┌─ EXTRACTED MATERIAL
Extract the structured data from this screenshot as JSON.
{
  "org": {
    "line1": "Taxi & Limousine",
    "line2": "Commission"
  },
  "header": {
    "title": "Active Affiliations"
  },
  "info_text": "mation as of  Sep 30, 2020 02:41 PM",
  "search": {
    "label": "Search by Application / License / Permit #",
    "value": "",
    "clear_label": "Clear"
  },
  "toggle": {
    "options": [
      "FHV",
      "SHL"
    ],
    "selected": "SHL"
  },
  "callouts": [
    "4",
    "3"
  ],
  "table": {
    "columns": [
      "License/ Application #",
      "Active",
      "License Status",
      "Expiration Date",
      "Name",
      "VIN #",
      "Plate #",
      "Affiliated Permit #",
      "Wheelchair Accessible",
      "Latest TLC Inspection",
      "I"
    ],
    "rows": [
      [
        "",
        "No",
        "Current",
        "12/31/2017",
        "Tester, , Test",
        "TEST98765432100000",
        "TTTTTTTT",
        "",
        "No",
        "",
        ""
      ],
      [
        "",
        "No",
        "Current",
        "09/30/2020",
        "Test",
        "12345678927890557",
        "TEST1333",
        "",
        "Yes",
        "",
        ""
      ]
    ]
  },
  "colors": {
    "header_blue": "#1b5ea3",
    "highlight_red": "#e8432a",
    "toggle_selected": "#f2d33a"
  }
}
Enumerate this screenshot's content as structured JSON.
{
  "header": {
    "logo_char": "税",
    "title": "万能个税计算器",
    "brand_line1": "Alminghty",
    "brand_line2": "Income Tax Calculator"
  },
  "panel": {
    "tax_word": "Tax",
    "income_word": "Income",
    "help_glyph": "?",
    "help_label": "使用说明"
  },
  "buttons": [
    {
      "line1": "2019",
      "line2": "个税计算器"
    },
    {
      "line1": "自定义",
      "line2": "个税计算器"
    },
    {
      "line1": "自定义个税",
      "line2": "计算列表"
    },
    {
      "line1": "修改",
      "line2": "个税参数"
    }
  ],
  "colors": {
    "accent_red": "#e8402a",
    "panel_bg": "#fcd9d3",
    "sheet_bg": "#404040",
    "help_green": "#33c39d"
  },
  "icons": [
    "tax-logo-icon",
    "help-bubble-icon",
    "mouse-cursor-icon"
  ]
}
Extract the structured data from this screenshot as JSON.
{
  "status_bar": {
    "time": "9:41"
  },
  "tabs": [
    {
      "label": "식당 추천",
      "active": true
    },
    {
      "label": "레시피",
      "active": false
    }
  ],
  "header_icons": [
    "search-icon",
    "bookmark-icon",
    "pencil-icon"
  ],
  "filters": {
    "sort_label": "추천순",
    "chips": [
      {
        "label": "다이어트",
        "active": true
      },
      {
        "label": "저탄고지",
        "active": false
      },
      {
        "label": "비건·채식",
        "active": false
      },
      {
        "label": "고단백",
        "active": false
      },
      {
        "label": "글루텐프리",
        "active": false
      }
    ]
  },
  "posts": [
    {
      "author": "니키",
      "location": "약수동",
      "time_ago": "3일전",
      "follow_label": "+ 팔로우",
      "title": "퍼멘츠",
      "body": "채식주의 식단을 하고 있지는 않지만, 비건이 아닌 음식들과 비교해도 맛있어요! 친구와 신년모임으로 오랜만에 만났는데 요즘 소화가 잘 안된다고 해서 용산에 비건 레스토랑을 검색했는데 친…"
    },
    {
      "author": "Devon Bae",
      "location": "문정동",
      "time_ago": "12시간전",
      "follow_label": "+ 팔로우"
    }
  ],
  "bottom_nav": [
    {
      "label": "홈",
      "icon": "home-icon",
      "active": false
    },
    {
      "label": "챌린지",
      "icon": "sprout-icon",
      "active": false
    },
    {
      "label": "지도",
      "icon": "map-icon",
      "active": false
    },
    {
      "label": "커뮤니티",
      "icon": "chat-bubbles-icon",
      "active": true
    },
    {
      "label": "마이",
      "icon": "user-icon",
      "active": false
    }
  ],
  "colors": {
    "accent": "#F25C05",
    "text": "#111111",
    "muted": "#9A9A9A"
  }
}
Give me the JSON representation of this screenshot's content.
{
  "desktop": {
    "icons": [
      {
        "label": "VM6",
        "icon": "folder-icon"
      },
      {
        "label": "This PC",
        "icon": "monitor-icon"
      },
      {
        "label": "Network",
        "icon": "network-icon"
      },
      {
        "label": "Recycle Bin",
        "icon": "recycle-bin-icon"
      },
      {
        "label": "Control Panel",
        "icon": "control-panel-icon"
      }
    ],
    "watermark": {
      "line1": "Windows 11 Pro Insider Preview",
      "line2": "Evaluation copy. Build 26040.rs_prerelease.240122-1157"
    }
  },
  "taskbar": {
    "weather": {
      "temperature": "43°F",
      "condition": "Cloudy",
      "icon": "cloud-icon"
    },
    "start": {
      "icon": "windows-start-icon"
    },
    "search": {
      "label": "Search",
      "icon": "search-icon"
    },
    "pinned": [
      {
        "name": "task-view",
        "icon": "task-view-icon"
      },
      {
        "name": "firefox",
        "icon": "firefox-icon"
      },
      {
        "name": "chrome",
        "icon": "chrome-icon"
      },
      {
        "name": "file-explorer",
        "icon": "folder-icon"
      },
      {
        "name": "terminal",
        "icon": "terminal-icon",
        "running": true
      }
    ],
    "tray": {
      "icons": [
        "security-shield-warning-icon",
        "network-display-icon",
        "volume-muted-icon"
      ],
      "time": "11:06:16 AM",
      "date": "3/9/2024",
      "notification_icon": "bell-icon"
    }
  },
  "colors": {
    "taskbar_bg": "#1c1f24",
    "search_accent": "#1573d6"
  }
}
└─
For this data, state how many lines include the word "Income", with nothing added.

• **RESPONSE TO THE TASK**
2